_Work instruction_
The entries below should appear again in your reply, word for word.

_Material provided_
□ □ □ □ □

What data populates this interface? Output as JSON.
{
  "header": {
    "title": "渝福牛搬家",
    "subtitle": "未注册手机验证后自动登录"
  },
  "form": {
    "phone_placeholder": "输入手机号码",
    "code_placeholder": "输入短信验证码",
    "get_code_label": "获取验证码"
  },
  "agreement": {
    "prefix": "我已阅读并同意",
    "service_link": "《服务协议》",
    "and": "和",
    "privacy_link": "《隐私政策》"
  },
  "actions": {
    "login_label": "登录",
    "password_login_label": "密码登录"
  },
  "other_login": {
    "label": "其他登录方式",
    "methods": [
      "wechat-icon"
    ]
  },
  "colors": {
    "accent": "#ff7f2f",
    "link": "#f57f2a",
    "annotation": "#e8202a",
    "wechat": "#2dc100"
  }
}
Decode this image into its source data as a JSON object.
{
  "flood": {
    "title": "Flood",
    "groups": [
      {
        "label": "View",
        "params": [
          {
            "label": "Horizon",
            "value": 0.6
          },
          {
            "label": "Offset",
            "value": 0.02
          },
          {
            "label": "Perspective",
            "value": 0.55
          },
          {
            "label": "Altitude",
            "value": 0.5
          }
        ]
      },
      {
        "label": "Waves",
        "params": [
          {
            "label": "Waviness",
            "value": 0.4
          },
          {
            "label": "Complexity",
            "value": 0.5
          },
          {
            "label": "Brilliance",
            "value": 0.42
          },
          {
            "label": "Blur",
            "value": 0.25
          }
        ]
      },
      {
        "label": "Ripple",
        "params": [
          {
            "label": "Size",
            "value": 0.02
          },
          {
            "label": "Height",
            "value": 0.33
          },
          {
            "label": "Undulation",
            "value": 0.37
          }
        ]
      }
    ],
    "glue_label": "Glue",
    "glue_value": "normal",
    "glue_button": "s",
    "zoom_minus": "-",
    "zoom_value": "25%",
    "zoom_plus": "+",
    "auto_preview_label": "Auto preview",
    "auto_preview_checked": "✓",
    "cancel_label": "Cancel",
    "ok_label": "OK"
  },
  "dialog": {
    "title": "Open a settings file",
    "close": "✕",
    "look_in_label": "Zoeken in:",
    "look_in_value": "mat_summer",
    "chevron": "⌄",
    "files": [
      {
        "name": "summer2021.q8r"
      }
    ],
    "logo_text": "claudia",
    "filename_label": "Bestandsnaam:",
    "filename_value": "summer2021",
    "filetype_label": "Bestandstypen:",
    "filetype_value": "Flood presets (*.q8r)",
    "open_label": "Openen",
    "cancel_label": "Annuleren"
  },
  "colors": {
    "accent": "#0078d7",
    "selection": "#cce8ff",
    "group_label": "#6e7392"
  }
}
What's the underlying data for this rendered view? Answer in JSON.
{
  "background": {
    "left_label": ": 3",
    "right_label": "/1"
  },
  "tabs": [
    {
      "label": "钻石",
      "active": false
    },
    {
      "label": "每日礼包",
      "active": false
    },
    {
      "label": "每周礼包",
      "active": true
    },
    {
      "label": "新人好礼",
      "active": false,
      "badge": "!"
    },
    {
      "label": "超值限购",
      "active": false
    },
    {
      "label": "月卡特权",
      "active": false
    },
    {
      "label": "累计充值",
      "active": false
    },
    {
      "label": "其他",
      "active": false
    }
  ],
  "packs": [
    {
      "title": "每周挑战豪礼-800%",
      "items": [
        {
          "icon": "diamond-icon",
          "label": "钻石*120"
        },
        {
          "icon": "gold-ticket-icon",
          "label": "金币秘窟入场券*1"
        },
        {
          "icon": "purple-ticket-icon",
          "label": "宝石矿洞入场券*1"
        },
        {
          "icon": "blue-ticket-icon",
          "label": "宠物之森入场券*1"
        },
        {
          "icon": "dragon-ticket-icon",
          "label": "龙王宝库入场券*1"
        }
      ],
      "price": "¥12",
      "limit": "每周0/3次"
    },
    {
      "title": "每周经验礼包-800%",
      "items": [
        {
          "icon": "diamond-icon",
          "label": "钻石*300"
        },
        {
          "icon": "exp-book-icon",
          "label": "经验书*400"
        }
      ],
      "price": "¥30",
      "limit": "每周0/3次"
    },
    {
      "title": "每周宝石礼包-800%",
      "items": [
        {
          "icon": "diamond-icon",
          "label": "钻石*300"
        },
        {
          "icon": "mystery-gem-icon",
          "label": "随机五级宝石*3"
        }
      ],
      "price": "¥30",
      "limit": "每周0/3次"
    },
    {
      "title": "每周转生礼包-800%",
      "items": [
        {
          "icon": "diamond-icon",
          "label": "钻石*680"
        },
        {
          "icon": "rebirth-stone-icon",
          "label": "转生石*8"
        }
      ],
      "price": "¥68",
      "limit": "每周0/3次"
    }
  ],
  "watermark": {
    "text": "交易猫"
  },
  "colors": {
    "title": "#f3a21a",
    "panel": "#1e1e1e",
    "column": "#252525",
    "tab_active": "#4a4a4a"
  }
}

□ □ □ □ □

_Reply to the task_
What data populates this interface? Output as JSON.
{
  "header": {
    "title": "渝福牛搬家",
    "subtitle": "未注册手机验证后自动登录"
  },
  "form": {
    "phone_placeholder": "输入手机号码",
    "code_placeholder": "输入短信验证码",
    "get_code_label": "获取验证码"
  },
  "agreement": {
    "prefix": "我已阅读并同意",
    "service_link": "《服务协议》",
    "and": "和",
    "privacy_link": "《隐私政策》"
  },
  "actions": {
    "login_label": "登录",
    "password_login_label": "密码登录"
  },
  "other_login": {
    "label": "其他登录方式",
    "methods": [
      "wechat-icon"
    ]
  },
  "colors": {
    "accent": "#ff7f2f",
    "link": "#f57f2a",
    "annotation": "#e8202a",
    "wechat": "#2dc100"
  }
}
Decode this image into its source data as a JSON object.
{
  "flood": {
    "title": "Flood",
    "groups": [
      {
        "label": "View",
        "params": [
          {
            "label": "Horizon",
            "value": 0.6
          },
          {
            "label": "Offset",
            "value": 0.02
          },
          {
            "label": "Perspective",
            "value": 0.55
          },
          {
            "label": "Altitude",
            "value": 0.5
          }
        ]
      },
      {
        "label": "Waves",
        "params": [
          {
            "label": "Waviness",
            "value": 0.4
          },
          {
            "label": "Complexity",
            "value": 0.5
          },
          {
            "label": "Brilliance",
            "value": 0.42
          },
          {
            "label": "Blur",
            "value": 0.25
          }
        ]
      },
      {
        "label": "Ripple",
        "params": [
          {
            "label": "Size",
            "value": 0.02
          },
          {
            "label": "Height",
            "value": 0.33
          },
          {
            "label": "Undulation",
            "value": 0.37
          }
        ]
      }
    ],
    "glue_label": "Glue",
    "glue_value": "normal",
    "glue_button": "s",
    "zoom_minus": "-",
    "zoom_value": "25%",
    "zoom_plus": "+",
    "auto_preview_label": "Auto preview",
    "auto_preview_checked": "✓",
    "cancel_label": "Cancel",
    "ok_label": "OK"
  },
  "dialog": {
    "title": "Open a settings file",
    "close": "✕",
    "look_in_label": "Zoeken in:",
    "look_in_value": "mat_summer",
    "chevron": "⌄",
    "files": [
      {
        "name": "summer2021.q8r"
      }
    ],
    "logo_text": "claudia",
    "filename_label": "Bestandsnaam:",
    "filename_value": "summer2021",
    "filetype_label": "Bestandstypen:",
    "filetype_value": "Flood presets (*.q8r)",
    "open_label": "Openen",
    "cancel_label": "Annuleren"
  },
  "colors": {
    "accent": "#0078d7",
    "selection": "#cce8ff",
    "group_label": "#6e7392"
  }
}
What's the underlying data for this rendered view? Answer in JSON.
{
  "background": {
    "left_label": ": 3",
    "right_label": "/1"
  },
  "tabs": [
    {
      "label": "钻石",
      "active": false
    },
    {
      "label": "每日礼包",
      "active": false
    },
    {
      "label": "每周礼包",
      "active": true
    },
    {
      "label": "新人好礼",
      "active": false,
      "badge": "!"
    },
    {
      "label": "超值限购",
      "active": false
    },
    {
      "label": "月卡特权",
      "active": false
    },
    {
      "label": "累计充值",
      "active": false
    },
    {
      "label": "其他",
      "active": false
    }
  ],
  "packs": [
    {
      "title": "每周挑战豪礼-800%",
      "items": [
        {
          "icon": "diamond-icon",
          "label": "钻石*120"
        },
        {
          "icon": "gold-ticket-icon",
          "label": "金币秘窟入场券*1"
        },
        {
          "icon": "purple-ticket-icon",
          "label": "宝石矿洞入场券*1"
        },
        {
          "icon": "blue-ticket-icon",
          "label": "宠物之森入场券*1"
        },
        {
          "icon": "dragon-ticket-icon",
          "label": "龙王宝库入场券*1"
        }
      ],
      "price": "¥12",
      "limit": "每周0/3次"
    },
    {
      "title": "每周经验礼包-800%",
      "items": [
        {
          "icon": "diamond-icon",
          "label": "钻石*300"
        },
        {
          "icon": "exp-book-icon",
          "label": "经验书*400"
        }
      ],
      "price": "¥30",
      "limit": "每周0/3次"
    },
    {
      "title": "每周宝石礼包-800%",
      "items": [
        {
          "icon": "diamond-icon",
          "label": "钻石*300"
        },
        {
          "icon": "mystery-gem-icon",
          "label": "随机五级宝石*3"
        }
      ],
      "price": "¥30",
      "limit": "每周0/3次"
    },
    {
      "title": "每周转生礼包-800%",
      "items": [
        {
          "icon": "diamond-icon",
          "label": "钻石*680"
        },
        {
          "icon": "rebirth-stone-icon",
          "label": "转生石*8"
        }
      ],
      "price": "¥68",
      "limit": "每周0/3次"
    }
  ],
  "watermark": {
    "text": "交易猫"
  },
  "colors": {
    "title": "#f3a21a",
    "panel": "#1e1e1e",
    "column": "#252525",
    "tab_active": "#4a4a4a"
  }
}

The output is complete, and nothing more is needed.